Principal Investigator: Daryl Kor, M.D. Mayo Clinic Department of Anesthesiolgy
  More Information

Responsible Party: Michael Brown, MD, Mayo Clinic
ClinicalTrials.gov Identifier: NCT00656292     History of Changes
Other Study ID Numbers: 06-002881
Study First Received: April 4, 2008
Results First Received: April 10, 2017
Last Updated: April 10, 2017
Individual Participant Data  
Plan to Share IPD: No

Studies a U.S. FDA-regulated Drug Product: Yes
Studies a U.S. FDA-regulated Device Product: No
Product Manufactured in and Exported from the U.S.: Yes

Keywords provided by Mayo Clinic:
Plasma concentrations of inflammatory markers
C-Reactive Protein (CRP)
Interleukin-6 (IL-6)
Tumor Necrosis Factor-Alpha (TNF)
Aspartate Aminotransferase (AST)
Alanine Aminotransferase (ALT)
Creatine Kinase (CK)

Additional relevant MeSH terms:
Hydroxymethylglutaryl-CoA Reductase Inhibitors
Simvastatin
Anticholesteremic Agents
Hypolipidemic Agents
Antimetabolites
Molecular Mechanisms of Pharmacological Action
Enzyme Inhibitors
Lipid Regulating Agents

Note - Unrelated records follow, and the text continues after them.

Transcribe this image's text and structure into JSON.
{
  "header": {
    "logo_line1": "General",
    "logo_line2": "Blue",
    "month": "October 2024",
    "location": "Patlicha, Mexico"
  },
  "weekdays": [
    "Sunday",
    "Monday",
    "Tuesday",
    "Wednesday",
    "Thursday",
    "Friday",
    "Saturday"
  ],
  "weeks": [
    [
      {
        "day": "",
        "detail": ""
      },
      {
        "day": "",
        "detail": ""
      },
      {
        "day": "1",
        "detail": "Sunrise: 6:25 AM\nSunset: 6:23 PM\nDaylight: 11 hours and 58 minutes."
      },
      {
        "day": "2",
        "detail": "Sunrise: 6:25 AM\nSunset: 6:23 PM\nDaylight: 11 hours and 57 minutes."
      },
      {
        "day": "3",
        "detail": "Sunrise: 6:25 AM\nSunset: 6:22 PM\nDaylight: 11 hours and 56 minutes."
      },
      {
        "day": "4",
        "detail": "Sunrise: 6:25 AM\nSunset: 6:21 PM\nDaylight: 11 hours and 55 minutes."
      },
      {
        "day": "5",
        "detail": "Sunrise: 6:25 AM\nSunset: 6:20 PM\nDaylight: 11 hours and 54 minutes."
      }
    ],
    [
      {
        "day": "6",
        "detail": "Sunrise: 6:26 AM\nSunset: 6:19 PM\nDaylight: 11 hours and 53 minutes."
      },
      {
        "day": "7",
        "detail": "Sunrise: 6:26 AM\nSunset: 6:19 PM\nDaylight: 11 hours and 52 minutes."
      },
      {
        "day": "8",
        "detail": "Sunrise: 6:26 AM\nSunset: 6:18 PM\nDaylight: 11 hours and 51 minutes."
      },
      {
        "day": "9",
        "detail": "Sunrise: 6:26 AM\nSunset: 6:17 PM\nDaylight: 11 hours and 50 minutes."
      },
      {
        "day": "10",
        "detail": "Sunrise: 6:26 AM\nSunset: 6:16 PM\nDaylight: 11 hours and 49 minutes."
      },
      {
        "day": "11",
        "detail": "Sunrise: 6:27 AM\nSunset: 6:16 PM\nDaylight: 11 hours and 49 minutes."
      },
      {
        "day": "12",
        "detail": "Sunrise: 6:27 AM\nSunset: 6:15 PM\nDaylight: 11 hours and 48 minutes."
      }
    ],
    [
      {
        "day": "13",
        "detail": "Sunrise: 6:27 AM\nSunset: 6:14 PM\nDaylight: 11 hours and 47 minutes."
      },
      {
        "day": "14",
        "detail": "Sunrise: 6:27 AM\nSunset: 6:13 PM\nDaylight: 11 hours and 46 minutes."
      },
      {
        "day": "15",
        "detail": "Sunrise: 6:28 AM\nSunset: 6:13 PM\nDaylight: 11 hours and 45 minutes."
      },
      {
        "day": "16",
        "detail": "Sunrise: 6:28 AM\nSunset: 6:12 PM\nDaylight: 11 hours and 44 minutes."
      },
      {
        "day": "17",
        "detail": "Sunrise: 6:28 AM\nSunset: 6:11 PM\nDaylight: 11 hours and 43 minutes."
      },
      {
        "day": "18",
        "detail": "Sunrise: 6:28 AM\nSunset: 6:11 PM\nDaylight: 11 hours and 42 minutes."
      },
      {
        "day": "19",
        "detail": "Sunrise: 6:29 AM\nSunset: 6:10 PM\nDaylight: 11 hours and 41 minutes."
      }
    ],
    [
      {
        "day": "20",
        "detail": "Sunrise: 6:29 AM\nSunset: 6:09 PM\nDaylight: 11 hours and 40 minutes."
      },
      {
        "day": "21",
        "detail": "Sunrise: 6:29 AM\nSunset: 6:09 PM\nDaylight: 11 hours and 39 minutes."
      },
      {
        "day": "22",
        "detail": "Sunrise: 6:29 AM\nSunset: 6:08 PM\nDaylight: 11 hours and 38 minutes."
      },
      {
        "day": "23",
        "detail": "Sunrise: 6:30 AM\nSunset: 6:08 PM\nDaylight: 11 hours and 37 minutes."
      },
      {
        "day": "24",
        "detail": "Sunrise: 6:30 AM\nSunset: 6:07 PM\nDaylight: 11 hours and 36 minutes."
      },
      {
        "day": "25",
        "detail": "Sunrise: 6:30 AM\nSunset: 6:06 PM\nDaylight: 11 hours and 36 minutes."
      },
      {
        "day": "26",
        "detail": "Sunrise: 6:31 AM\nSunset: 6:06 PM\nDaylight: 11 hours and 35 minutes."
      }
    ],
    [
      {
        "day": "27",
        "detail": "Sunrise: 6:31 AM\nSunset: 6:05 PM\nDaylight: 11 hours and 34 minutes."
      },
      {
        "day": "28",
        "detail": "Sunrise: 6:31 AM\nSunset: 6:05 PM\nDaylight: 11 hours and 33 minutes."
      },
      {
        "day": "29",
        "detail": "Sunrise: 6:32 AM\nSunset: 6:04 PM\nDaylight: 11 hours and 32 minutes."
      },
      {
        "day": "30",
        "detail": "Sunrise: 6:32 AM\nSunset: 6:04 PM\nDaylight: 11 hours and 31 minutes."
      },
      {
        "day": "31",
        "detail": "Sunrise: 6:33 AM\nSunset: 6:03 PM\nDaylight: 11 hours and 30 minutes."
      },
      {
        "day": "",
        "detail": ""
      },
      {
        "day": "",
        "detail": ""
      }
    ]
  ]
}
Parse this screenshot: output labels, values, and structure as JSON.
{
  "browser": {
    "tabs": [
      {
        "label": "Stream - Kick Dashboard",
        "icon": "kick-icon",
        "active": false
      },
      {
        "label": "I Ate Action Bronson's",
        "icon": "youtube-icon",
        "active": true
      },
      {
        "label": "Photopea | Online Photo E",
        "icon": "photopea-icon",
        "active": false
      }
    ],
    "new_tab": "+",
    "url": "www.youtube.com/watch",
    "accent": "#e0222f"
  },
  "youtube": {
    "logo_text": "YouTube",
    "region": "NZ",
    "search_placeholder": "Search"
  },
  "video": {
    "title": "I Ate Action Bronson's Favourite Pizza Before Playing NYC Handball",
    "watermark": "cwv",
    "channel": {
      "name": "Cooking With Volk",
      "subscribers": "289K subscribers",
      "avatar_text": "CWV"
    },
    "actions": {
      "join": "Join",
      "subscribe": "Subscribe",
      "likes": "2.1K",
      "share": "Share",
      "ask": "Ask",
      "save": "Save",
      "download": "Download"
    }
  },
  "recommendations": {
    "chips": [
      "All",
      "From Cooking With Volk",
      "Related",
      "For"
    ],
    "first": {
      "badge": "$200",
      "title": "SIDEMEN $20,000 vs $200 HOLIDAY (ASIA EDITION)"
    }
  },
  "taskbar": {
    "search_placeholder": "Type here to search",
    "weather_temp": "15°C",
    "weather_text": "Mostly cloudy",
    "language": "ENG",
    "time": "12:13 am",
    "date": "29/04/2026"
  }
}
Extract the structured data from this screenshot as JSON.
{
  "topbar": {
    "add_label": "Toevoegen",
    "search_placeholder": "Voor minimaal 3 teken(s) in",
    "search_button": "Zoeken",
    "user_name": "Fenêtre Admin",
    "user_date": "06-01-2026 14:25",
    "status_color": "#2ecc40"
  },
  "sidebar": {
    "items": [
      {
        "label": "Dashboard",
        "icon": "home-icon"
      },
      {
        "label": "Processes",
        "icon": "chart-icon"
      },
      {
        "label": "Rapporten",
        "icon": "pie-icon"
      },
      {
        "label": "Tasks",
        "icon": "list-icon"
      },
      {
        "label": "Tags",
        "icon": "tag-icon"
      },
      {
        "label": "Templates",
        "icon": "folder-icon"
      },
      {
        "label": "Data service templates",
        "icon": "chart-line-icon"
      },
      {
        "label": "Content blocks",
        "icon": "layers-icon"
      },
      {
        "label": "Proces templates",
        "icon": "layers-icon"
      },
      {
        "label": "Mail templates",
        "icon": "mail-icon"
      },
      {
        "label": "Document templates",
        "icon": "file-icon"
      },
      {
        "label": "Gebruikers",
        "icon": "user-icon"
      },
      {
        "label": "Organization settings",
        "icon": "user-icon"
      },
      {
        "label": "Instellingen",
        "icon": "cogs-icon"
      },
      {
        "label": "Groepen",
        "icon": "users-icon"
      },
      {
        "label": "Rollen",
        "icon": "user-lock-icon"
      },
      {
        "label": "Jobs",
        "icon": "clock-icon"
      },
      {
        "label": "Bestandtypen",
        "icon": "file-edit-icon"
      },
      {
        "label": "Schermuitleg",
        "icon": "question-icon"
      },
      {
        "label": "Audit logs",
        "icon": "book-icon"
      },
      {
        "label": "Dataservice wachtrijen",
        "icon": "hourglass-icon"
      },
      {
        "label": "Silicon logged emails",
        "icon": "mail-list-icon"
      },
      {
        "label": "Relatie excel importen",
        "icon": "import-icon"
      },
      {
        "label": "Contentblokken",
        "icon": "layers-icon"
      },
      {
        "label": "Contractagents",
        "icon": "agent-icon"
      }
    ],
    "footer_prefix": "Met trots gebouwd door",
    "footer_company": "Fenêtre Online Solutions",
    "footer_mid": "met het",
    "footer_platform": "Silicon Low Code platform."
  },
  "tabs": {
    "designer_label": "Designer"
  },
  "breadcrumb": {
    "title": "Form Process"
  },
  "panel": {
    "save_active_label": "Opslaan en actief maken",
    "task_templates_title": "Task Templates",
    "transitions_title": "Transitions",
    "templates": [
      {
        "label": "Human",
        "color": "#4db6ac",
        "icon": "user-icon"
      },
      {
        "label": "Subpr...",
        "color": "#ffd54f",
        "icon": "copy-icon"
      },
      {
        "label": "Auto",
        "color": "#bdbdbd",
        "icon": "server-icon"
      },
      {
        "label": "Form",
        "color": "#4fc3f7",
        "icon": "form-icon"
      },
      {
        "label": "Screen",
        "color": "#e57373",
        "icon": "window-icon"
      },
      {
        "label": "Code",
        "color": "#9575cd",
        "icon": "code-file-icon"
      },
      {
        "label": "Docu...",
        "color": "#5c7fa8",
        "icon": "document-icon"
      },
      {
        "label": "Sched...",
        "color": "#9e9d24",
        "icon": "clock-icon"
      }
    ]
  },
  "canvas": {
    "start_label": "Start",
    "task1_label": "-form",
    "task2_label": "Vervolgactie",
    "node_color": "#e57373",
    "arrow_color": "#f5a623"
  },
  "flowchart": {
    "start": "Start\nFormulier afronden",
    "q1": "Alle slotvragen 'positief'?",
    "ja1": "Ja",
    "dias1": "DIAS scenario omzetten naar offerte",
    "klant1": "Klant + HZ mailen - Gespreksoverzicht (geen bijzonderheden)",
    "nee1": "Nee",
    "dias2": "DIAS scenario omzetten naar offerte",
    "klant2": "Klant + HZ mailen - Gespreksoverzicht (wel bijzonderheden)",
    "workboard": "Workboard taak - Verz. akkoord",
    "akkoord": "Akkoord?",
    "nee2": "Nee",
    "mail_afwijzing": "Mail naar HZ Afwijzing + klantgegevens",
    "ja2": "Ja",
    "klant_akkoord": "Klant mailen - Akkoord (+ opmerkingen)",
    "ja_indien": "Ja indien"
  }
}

ClinicalTrials.gov processed this record on May 22, 2017